As a fan of the NBA, I knew the name of Bob Whitsett, and after reading the book, I was amazed at everything he did with the Kansas City Kings, Seattle Supersonics, Portland Trail Blazers, and the Seattle Seahawks. I also enjoyed reading about how he got started in sports administration immediately after finishing graduate school. It started with an internship with the Indiana Pacers in 1978. Just two years prior, is when the ABA merged with the NBA and the Pacers were one of the four teams to merge with the NBA. How cool is that? He started low on the totem pole but did anything and everything asked of him and that he eventually became a GM and President for other teams.
Kings, he helped as the team moved from Kansas City to Sacramento and also helped with the naming rights to ARCO Arena (one of the first companies to put their names on a sporting facility).
Supersonics, he drafted Shawn Kemp, Gary Payton, Nate McMillian, Dana Barros, and traded for key players like Dale Ellis, Ricky Pierce, and Sam Perkins. He hired George Karl as the head coach.
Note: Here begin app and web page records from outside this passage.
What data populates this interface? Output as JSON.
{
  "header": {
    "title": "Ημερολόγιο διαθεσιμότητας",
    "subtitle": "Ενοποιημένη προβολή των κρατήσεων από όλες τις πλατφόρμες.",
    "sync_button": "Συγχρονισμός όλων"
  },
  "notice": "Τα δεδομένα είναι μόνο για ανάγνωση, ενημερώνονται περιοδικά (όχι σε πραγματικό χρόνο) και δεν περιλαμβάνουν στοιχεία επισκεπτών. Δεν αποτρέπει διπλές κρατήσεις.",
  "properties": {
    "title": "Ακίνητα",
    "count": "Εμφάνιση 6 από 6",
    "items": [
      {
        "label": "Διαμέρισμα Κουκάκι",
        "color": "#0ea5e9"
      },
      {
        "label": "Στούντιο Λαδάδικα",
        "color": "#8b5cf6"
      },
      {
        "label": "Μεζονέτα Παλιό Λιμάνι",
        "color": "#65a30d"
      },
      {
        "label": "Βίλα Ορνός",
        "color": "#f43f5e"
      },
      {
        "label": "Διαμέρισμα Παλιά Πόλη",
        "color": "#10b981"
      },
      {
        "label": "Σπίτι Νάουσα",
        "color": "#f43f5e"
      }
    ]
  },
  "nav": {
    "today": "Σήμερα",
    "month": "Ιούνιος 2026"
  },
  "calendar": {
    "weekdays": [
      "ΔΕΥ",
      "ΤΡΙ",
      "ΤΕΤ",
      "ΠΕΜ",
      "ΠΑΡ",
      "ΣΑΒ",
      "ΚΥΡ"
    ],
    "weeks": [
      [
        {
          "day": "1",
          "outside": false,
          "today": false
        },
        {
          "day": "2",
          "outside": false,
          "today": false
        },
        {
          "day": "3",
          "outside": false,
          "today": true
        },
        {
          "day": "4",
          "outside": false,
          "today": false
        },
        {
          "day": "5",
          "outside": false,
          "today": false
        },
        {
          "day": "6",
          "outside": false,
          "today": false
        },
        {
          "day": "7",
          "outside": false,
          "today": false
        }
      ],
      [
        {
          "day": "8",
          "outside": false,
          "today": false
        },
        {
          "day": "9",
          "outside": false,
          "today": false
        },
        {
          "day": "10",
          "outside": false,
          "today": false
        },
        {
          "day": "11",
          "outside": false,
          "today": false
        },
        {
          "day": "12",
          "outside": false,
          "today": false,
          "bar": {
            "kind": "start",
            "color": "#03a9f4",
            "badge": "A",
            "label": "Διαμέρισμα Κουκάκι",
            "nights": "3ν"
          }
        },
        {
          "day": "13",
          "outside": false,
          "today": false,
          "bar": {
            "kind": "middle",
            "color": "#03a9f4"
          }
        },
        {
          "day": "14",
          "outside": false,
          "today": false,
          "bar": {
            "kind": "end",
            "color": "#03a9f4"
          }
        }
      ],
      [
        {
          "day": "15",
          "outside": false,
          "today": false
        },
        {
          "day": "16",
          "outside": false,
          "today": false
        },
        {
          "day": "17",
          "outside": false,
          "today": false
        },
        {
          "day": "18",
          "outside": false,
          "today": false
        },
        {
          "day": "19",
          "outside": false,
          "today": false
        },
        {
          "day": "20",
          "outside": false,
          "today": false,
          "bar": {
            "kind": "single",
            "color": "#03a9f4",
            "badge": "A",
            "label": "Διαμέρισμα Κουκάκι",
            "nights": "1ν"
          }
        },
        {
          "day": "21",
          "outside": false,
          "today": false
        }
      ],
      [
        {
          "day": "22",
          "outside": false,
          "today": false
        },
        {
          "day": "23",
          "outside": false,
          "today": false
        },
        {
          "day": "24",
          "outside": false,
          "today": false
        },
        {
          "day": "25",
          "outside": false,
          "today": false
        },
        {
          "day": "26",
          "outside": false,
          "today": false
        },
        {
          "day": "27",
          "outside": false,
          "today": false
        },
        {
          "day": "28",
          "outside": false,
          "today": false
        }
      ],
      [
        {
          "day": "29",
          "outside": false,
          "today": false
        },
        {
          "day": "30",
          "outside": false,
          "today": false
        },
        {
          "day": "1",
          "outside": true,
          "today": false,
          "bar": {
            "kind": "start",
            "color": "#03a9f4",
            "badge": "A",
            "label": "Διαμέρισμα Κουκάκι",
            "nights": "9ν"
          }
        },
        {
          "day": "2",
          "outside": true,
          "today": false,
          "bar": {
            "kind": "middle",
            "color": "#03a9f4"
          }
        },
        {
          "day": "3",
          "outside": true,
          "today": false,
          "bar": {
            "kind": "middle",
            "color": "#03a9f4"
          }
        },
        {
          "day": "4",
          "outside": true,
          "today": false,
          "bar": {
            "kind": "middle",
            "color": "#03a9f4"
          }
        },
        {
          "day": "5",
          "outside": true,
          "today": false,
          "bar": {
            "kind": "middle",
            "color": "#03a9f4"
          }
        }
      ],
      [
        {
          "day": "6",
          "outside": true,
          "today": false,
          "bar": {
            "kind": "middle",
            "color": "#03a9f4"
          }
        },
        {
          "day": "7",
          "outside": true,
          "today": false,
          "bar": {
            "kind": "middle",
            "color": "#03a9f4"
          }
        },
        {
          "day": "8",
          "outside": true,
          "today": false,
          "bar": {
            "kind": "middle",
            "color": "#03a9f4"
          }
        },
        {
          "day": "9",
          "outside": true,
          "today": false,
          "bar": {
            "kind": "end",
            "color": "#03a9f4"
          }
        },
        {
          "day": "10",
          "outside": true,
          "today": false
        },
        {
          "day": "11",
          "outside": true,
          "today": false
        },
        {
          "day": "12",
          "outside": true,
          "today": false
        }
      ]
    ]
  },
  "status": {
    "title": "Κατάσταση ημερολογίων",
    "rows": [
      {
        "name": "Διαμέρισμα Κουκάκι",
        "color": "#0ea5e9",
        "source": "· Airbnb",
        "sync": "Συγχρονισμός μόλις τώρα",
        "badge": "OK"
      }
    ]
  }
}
He walked away from a deal for Dennis Rodman in 1993.
Trail Blazers, he helped bring Arvydas Sabonis to the team after several years of playing almost nine years of international basketball and he traded for Rasheed Wallace in 1996. In the 1996 NBA draft, he really wanted to select Kobe Bryant, but he was chosen number 13 by Charlotte – the Trail Blazers had the number 17 pick, and they chose Jermaine O’Neal.
Seahawks, he helped keep the team in Seattle, and assisted with the building of the football stadium.
Those are just a few things he did. When you read the book, you will find a lot more things he did.
For those that want to follow in his footsteps, he provides a brief overview of a GM and negotiating.
Lastly, the Seattle Supersonic team moved to become the Oklahoma City Thunder, and when Seattle gets a new NBA team, you will very likely see Bob’s name and several other former Sonic players involved.